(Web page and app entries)
=======

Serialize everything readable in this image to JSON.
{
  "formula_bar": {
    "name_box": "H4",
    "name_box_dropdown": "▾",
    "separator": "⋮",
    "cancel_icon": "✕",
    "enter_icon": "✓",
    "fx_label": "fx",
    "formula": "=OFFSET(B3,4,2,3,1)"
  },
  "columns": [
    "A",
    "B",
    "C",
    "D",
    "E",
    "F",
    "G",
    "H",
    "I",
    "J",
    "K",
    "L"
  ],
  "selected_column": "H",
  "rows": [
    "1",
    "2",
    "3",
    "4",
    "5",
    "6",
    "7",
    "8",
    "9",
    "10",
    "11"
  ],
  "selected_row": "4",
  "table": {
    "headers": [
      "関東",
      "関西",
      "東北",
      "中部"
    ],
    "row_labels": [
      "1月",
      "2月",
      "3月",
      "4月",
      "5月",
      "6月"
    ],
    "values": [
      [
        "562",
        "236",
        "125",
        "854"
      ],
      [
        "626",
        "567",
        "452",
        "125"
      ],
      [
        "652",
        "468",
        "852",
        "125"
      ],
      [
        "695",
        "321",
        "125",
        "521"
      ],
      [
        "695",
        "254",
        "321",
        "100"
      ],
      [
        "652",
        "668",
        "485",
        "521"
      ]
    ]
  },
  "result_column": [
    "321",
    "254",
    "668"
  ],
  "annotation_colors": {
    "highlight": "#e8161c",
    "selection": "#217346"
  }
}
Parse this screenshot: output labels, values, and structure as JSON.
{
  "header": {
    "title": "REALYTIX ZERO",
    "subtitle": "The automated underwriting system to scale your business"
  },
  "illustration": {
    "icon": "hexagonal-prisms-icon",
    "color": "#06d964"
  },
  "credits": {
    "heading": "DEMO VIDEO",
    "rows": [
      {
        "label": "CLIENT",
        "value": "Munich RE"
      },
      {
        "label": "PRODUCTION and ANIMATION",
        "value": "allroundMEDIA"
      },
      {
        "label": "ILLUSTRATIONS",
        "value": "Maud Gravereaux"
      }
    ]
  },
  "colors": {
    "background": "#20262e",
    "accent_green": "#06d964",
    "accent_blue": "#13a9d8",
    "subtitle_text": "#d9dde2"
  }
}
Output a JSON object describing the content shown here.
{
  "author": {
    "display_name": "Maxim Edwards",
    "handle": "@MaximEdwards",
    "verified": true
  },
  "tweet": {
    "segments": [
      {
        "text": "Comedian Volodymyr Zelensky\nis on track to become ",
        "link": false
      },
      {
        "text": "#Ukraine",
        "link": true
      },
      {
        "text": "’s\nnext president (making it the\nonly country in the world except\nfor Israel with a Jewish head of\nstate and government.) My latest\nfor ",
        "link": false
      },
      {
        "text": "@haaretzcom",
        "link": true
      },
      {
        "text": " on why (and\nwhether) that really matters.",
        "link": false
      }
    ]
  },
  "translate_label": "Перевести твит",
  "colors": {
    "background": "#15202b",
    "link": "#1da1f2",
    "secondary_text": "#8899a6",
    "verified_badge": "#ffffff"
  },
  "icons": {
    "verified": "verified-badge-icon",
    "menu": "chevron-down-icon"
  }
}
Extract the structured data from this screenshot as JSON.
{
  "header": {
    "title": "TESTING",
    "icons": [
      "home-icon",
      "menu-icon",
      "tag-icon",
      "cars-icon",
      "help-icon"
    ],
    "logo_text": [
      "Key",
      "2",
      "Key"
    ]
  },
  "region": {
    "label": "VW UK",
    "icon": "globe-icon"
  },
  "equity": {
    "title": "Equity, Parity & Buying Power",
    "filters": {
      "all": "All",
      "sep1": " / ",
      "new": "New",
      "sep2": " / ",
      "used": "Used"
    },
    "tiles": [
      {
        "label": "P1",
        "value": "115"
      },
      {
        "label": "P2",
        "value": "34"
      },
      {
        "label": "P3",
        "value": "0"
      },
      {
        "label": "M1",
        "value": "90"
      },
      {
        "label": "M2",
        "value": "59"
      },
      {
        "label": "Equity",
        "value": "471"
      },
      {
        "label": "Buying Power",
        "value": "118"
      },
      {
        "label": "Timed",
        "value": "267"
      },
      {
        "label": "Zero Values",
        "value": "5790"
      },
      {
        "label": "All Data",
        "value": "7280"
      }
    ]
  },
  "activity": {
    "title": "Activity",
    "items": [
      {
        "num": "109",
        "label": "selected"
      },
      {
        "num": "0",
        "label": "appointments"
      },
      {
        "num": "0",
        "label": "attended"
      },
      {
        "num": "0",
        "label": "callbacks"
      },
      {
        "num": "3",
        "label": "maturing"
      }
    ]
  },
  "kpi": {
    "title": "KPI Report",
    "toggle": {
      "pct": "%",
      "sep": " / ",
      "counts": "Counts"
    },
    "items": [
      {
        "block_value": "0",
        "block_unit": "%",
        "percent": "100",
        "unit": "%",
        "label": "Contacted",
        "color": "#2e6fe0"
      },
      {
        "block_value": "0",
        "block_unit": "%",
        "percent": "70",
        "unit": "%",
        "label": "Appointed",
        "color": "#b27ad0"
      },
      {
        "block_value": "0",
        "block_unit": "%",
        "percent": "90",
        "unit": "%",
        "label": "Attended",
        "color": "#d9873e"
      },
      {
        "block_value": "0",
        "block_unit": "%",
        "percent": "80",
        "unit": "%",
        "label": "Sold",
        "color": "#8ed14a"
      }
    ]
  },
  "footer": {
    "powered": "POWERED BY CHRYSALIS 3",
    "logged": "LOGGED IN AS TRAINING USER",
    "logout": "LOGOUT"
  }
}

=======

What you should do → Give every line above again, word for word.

Reply to the exercise →
Serialize everything readable in this image to JSON.
{
  "formula_bar": {
    "name_box": "H4",
    "name_box_dropdown": "▾",
    "separator": "⋮",
    "cancel_icon": "✕",
    "enter_icon": "✓",
    "fx_label": "fx",
    "formula": "=OFFSET(B3,4,2,3,1)"
  },
  "columns": [
    "A",
    "B",
    "C",
    "D",
    "E",
    "F",
    "G",
    "H",
    "I",
    "J",
    "K",
    "L"
  ],
  "selected_column": "H",
  "rows": [
    "1",
    "2",
    "3",
    "4",
    "5",
    "6",
    "7",
    "8",
    "9",
    "10",
    "11"
  ],
  "selected_row": "4",
  "table": {
    "headers": [
      "関東",
      "関西",
      "東北",
      "中部"
    ],
    "row_labels": [
      "1月",
      "2月",
      "3月",
      "4月",
      "5月",
      "6月"
    ],
    "values": [
      [
        "562",
        "236",
        "125",
        "854"
      ],
      [
        "626",
        "567",
        "452",
        "125"
      ],
      [
        "652",
        "468",
        "852",
        "125"
      ],
      [
        "695",
        "321",
        "125",
        "521"
      ],
      [
        "695",
        "254",
        "321",
        "100"
      ],
      [
        "652",
        "668",
        "485",
        "521"
      ]
    ]
  },
  "result_column": [
    "321",
    "254",
    "668"
  ],
  "annotation_colors": {
    "highlight": "#e8161c",
    "selection": "#217346"
  }
}
Parse this screenshot: output labels, values, and structure as JSON.
{
  "header": {
    "title": "REALYTIX ZERO",
    "subtitle": "The automated underwriting system to scale your business"
  },
  "illustration": {
    "icon": "hexagonal-prisms-icon",
    "color": "#06d964"
  },
  "credits": {
    "heading": "DEMO VIDEO",
    "rows": [
      {
        "label": "CLIENT",
        "value": "Munich RE"
      },
      {
        "label": "PRODUCTION and ANIMATION",
        "value": "allroundMEDIA"
      },
      {
        "label": "ILLUSTRATIONS",
        "value": "Maud Gravereaux"
      }
    ]
  },
  "colors": {
    "background": "#20262e",
    "accent_green": "#06d964",
    "accent_blue": "#13a9d8",
    "subtitle_text": "#d9dde2"
  }
}
Output a JSON object describing the content shown here.
{
  "author": {
    "display_name": "Maxim Edwards",
    "handle": "@MaximEdwards",
    "verified": true
  },
  "tweet": {
    "segments": [
      {
        "text": "Comedian Volodymyr Zelensky\nis on track to become ",
        "link": false
      },
      {
        "text": "#Ukraine",
        "link": true
      },
      {
        "text": "’s\nnext president (making it the\nonly country in the world except\nfor Israel with a Jewish head of\nstate and government.) My latest\nfor ",
        "link": false
      },
      {
        "text": "@haaretzcom",
        "link": true
      },
      {
        "text": " on why (and\nwhether) that really matters.",
        "link": false
      }
    ]
  },
  "translate_label": "Перевести твит",
  "colors": {
    "background": "#15202b",
    "link": "#1da1f2",
    "secondary_text": "#8899a6",
    "verified_badge": "#ffffff"
  },
  "icons": {
    "verified": "verified-badge-icon",
    "menu": "chevron-down-icon"
  }
}
Extract the structured data from this screenshot as JSON.
{
  "header": {
    "title": "TESTING",
    "icons": [
      "home-icon",
      "menu-icon",
      "tag-icon",
      "cars-icon",
      "help-icon"
    ],
    "logo_text": [
      "Key",
      "2",
      "Key"
    ]
  },
  "region": {
    "label": "VW UK",
    "icon": "globe-icon"
  },
  "equity": {
    "title": "Equity, Parity & Buying Power",
    "filters": {
      "all": "All",
      "sep1": " / ",
      "new": "New",
      "sep2": " / ",
      "used": "Used"
    },
    "tiles": [
      {
        "label": "P1",
        "value": "115"
      },
      {
        "label": "P2",
        "value": "34"
      },
      {
        "label": "P3",
        "value": "0"
      },
      {
        "label": "M1",
        "value": "90"
      },
      {
        "label": "M2",
        "value": "59"
      },
      {
        "label": "Equity",
        "value": "471"
      },
      {
        "label": "Buying Power",
        "value": "118"
      },
      {
        "label": "Timed",
        "value": "267"
      },
      {
        "label": "Zero Values",
        "value": "5790"
      },
      {
        "label": "All Data",
        "value": "7280"
      }
    ]
  },
  "activity": {
    "title": "Activity",
    "items": [
      {
        "num": "109",
        "label": "selected"
      },
      {
        "num": "0",
        "label": "appointments"
      },
      {
        "num": "0",
        "label": "attended"
      },
      {
        "num": "0",
        "label": "callbacks"
      },
      {
        "num": "3",
        "label": "maturing"
      }
    ]
  },
  "kpi": {
    "title": "KPI Report",
    "toggle": {
      "pct": "%",
      "sep": " / ",
      "counts": "Counts"
    },
    "items": [
      {
        "block_value": "0",
        "block_unit": "%",
        "percent": "100",
        "unit": "%",
        "label": "Contacted",
        "color": "#2e6fe0"
      },
      {
        "block_value": "0",
        "block_unit": "%",
        "percent": "70",
        "unit": "%",
        "label": "Appointed",
        "color": "#b27ad0"
      },
      {
        "block_value": "0",
        "block_unit": "%",
        "percent": "90",
        "unit": "%",
        "label": "Attended",
        "color": "#d9873e"
      },
      {
        "block_value": "0",
        "block_unit": "%",
        "percent": "80",
        "unit": "%",
        "label": "Sold",
        "color": "#8ed14a"
      }
    ]
  },
  "footer": {
    "powered": "POWERED BY CHRYSALIS 3",
    "logged": "LOGGED IN AS TRAINING USER",
    "logout": "LOGOUT"
  }
}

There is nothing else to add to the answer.